(Web page and app entries)
Segment Open

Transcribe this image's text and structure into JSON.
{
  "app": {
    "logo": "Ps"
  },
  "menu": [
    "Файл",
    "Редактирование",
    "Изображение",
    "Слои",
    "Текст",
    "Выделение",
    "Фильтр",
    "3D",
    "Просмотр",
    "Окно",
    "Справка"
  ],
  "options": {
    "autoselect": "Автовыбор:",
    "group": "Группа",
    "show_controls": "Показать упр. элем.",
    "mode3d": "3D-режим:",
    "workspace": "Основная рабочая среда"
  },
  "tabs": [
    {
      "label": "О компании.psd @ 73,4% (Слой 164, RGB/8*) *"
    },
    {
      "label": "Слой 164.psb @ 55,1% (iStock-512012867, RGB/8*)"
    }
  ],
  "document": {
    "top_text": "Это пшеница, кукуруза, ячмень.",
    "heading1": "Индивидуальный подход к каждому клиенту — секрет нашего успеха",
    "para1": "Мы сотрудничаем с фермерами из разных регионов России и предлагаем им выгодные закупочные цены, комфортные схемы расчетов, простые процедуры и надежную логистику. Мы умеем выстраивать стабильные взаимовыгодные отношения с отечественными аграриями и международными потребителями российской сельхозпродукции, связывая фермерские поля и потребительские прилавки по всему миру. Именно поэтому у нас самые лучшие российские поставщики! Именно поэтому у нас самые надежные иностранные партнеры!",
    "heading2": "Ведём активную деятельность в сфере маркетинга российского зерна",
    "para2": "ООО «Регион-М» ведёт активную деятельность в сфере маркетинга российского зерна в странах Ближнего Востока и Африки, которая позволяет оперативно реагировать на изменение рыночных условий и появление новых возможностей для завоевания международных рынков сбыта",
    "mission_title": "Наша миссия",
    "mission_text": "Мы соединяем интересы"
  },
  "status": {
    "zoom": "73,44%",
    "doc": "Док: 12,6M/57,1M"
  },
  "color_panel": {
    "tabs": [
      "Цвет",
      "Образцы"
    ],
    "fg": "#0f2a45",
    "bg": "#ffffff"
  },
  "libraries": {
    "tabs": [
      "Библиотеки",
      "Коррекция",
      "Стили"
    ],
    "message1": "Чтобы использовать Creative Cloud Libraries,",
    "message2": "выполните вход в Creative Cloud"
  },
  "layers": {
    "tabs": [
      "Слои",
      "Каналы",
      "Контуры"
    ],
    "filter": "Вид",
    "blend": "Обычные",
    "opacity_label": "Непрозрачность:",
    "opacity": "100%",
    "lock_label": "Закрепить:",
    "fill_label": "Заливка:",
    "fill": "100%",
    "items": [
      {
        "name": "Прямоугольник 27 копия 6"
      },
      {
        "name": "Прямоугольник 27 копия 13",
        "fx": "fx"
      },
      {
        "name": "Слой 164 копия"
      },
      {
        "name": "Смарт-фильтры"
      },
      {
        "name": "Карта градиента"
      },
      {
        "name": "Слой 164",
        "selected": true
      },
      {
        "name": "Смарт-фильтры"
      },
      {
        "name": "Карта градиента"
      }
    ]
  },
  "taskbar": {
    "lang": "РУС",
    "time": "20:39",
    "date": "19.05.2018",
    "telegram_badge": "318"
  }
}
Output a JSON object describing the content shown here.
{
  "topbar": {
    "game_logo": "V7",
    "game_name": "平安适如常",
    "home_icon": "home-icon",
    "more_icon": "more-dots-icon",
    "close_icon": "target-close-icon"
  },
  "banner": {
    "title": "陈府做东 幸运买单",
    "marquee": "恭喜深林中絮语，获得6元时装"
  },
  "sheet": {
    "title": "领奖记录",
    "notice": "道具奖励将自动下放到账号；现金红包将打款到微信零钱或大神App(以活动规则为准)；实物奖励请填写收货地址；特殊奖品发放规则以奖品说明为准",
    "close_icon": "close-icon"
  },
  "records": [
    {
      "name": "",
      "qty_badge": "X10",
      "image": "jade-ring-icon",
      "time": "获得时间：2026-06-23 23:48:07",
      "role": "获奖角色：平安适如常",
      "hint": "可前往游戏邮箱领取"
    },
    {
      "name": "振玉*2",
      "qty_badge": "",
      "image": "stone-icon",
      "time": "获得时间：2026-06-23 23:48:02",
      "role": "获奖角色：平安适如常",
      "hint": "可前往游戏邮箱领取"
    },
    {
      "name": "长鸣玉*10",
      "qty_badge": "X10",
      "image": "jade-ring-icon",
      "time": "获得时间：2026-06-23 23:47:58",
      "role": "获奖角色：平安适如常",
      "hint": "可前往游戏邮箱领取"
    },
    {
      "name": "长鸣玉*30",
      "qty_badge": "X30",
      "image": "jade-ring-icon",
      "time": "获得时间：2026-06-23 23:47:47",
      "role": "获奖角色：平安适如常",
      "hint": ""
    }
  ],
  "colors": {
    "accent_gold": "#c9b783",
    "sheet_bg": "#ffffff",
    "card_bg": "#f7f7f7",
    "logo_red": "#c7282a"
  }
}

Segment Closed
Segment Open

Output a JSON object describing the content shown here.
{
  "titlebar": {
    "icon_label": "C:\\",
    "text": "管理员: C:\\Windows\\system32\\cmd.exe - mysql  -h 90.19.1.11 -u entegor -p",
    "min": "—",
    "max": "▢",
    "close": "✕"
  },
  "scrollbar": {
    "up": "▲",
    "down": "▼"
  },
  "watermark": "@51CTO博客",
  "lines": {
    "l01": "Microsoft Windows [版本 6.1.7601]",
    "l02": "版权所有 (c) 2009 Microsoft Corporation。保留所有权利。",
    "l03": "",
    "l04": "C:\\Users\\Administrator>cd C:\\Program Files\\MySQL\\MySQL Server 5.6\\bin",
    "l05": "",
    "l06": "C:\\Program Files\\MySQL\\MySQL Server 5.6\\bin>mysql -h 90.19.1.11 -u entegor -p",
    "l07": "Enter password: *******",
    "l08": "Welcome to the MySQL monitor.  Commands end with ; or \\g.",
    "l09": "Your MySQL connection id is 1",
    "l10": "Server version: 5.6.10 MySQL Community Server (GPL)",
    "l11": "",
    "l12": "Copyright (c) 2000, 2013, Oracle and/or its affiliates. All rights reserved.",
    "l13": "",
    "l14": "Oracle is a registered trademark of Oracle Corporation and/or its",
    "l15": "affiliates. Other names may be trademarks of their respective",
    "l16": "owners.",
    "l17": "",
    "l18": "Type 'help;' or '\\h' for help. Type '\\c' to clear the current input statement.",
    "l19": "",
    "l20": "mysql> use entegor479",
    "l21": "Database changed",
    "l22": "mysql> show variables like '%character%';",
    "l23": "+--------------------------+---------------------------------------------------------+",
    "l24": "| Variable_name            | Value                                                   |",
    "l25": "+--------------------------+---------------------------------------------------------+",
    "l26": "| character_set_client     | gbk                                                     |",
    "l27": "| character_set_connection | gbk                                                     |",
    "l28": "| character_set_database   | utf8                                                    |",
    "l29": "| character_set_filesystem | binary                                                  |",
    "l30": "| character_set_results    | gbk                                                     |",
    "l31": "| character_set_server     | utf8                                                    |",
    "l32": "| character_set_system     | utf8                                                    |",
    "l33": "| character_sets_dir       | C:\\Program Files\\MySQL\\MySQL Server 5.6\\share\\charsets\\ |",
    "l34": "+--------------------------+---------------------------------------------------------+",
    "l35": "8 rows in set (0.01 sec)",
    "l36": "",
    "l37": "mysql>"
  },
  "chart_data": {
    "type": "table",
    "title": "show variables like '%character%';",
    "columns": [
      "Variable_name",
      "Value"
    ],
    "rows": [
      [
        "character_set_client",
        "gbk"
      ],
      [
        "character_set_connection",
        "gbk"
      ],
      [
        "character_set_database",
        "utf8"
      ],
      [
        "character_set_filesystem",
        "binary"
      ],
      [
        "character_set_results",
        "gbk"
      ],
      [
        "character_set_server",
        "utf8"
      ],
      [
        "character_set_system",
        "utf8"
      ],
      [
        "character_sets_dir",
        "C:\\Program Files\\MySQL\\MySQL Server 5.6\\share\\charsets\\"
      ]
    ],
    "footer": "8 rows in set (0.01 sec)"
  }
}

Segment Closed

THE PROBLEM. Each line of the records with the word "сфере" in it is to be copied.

RESPONSE.
    "heading2": "Ведём активную деятельность в сфере маркетинга российского зерна",
    "para2": "ООО «Регион-М» ведёт активную деятельность в сфере маркетинга российского зерна в странах Ближнего Востока и Африки, которая позволяет оперативно реагировать на изменение рыночных условий и появление новых возможностей для завоевания международных рынков сбыта",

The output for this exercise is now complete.